- [Problem description] Repeat every record below exactly as it appears.

________________________________________

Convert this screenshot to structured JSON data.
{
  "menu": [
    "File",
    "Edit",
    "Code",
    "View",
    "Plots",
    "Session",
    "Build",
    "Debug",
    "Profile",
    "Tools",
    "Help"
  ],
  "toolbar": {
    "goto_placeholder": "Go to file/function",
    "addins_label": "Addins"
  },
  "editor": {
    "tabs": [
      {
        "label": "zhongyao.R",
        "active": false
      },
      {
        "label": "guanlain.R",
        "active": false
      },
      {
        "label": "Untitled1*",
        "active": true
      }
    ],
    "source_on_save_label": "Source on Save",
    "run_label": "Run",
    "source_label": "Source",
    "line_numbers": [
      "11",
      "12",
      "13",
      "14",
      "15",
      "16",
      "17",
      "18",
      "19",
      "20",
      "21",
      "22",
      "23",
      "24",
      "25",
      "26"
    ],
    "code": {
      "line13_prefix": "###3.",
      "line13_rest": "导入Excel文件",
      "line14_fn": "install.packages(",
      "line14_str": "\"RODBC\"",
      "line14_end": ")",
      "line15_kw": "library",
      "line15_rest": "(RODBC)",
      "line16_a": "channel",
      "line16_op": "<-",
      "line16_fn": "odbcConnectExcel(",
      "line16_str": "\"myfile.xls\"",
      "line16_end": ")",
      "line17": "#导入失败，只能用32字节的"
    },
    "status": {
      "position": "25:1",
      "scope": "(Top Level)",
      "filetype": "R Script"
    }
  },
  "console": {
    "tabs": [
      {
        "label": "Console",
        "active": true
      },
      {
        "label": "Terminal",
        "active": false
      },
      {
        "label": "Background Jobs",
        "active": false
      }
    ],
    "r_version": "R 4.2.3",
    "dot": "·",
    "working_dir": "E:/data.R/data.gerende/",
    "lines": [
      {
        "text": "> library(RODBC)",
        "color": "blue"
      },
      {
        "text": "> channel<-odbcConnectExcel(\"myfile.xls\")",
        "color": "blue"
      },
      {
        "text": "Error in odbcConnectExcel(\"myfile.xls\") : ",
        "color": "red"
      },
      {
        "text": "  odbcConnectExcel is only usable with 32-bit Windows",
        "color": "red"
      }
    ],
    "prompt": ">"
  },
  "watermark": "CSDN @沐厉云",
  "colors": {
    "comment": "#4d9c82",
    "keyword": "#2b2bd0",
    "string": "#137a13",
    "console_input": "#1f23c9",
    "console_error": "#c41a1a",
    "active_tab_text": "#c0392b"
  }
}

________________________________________

- [Answer to this task]
Convert this screenshot to structured JSON data.
{
  "menu": [
    "File",
    "Edit",
    "Code",
    "View",
    "Plots",
    "Session",
    "Build",
    "Debug",
    "Profile",
    "Tools",
    "Help"
  ],
  "toolbar": {
    "goto_placeholder": "Go to file/function",
    "addins_label": "Addins"
  },
  "editor": {
    "tabs": [
      {
        "label": "zhongyao.R",
        "active": false
      },
      {
        "label": "guanlain.R",
        "active": false
      },
      {
        "label": "Untitled1*",
        "active": true
      }
    ],
    "source_on_save_label": "Source on Save",
    "run_label": "Run",
    "source_label": "Source",
    "line_numbers": [
      "11",
      "12",
      "13",
      "14",
      "15",
      "16",
      "17",
      "18",
      "19",
      "20",
      "21",
      "22",
      "23",
      "24",
      "25",
      "26"
    ],
    "code": {
      "line13_prefix": "###3.",
      "line13_rest": "导入Excel文件",
      "line14_fn": "install.packages(",
      "line14_str": "\"RODBC\"",
      "line14_end": ")",
      "line15_kw": "library",
      "line15_rest": "(RODBC)",
      "line16_a": "channel",
      "line16_op": "<-",
      "line16_fn": "odbcConnectExcel(",
      "line16_str": "\"myfile.xls\"",
      "line16_end": ")",
      "line17": "#导入失败，只能用32字节的"
    },
    "status": {
      "position": "25:1",
      "scope": "(Top Level)",
      "filetype": "R Script"
    }
  },
  "console": {
    "tabs": [
      {
        "label": "Console",
        "active": true
      },
      {
        "label": "Terminal",
        "active": false
      },
      {
        "label": "Background Jobs",
        "active": false
      }
    ],
    "r_version": "R 4.2.3",
    "dot": "·",
    "working_dir": "E:/data.R/data.gerende/",
    "lines": [
      {
        "text": "> library(RODBC)",
        "color": "blue"
      },
      {
        "text": "> channel<-odbcConnectExcel(\"myfile.xls\")",
        "color": "blue"
      },
      {
        "text": "Error in odbcConnectExcel(\"myfile.xls\") : ",
        "color": "red"
      },
      {
        "text": "  odbcConnectExcel is only usable with 32-bit Windows",
        "color": "red"
      }
    ],
    "prompt": ">"
  },
  "watermark": "CSDN @沐厉云",
  "colors": {
    "comment": "#4d9c82",
    "keyword": "#2b2bd0",
    "string": "#137a13",
    "console_input": "#1f23c9",
    "console_error": "#c41a1a",
    "active_tab_text": "#c0392b"
  }
}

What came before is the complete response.